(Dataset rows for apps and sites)
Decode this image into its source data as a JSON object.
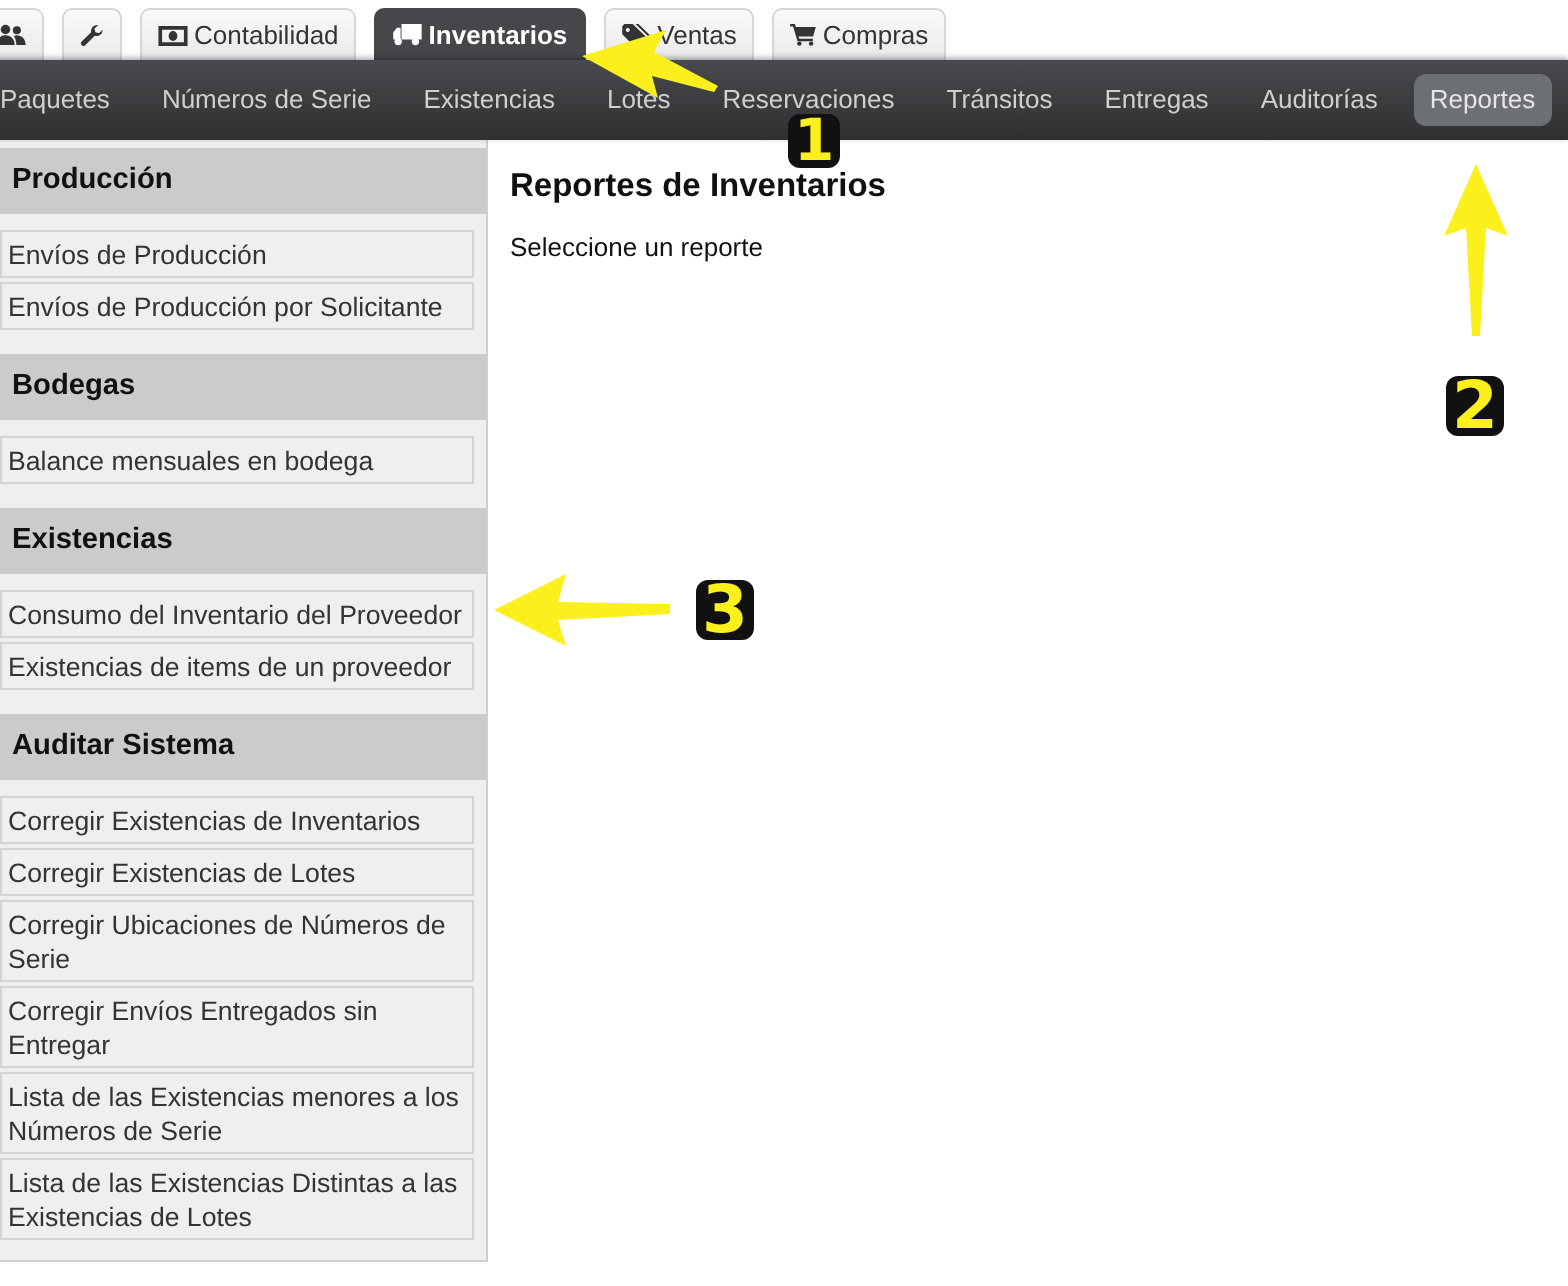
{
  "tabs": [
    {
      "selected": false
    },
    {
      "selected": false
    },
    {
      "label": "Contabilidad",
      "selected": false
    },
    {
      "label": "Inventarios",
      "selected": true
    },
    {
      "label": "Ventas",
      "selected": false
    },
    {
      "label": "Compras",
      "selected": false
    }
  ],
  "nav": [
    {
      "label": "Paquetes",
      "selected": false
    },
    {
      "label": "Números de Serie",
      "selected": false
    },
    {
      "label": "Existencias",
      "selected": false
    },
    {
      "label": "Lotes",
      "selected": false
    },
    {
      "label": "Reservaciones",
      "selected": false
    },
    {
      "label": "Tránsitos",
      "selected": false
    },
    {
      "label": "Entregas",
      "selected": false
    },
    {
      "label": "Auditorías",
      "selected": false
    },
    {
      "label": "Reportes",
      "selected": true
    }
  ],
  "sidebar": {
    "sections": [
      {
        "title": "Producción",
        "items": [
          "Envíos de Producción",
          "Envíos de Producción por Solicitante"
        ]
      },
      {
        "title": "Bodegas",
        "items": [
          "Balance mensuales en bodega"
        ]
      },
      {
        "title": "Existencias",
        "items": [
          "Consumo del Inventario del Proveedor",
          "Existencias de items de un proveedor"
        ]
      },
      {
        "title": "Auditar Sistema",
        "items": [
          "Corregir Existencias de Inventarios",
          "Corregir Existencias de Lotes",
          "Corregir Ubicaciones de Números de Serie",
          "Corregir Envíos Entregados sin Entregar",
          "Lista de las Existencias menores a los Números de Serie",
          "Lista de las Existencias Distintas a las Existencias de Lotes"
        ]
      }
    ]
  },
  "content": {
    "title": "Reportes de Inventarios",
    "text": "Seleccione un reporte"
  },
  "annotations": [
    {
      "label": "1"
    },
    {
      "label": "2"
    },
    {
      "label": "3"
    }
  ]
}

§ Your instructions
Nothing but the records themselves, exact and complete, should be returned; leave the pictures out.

§ Result for this task
Decode this image into its source data as a JSON object.
{
  "tabs": [
    {
      "selected": false
    },
    {
      "selected": false
    },
    {
      "label": "Contabilidad",
      "selected": false
    },
    {
      "label": "Inventarios",
      "selected": true
    },
    {
      "label": "Ventas",
      "selected": false
    },
    {
      "label": "Compras",
      "selected": false
    }
  ],
  "nav": [
    {
      "label": "Paquetes",
      "selected": false
    },
    {
      "label": "Números de Serie",
      "selected": false
    },
    {
      "label": "Existencias",
      "selected": false
    },
    {
      "label": "Lotes",
      "selected": false
    },
    {
      "label": "Reservaciones",
      "selected": false
    },
    {
      "label": "Tránsitos",
      "selected": false
    },
    {
      "label": "Entregas",
      "selected": false
    },
    {
      "label": "Auditorías",
      "selected": false
    },
    {
      "label": "Reportes",
      "selected": true
    }
  ],
  "sidebar": {
    "sections": [
      {
        "title": "Producción",
        "items": [
          "Envíos de Producción",
          "Envíos de Producción por Solicitante"
        ]
      },
      {
        "title": "Bodegas",
        "items": [
          "Balance mensuales en bodega"
        ]
      },
      {
        "title": "Existencias",
        "items": [
          "Consumo del Inventario del Proveedor",
          "Existencias de items de un proveedor"
        ]
      },
      {
        "title": "Auditar Sistema",
        "items": [
          "Corregir Existencias de Inventarios",
          "Corregir Existencias de Lotes",
          "Corregir Ubicaciones de Números de Serie",
          "Corregir Envíos Entregados sin Entregar",
          "Lista de las Existencias menores a los Números de Serie",
          "Lista de las Existencias Distintas a las Existencias de Lotes"
        ]
      }
    ]
  },
  "content": {
    "title": "Reportes de Inventarios",
    "text": "Seleccione un reporte"
  },
  "annotations": [
    {
      "label": "1"
    },
    {
      "label": "2"
    },
    {
      "label": "3"
    }
  ]
}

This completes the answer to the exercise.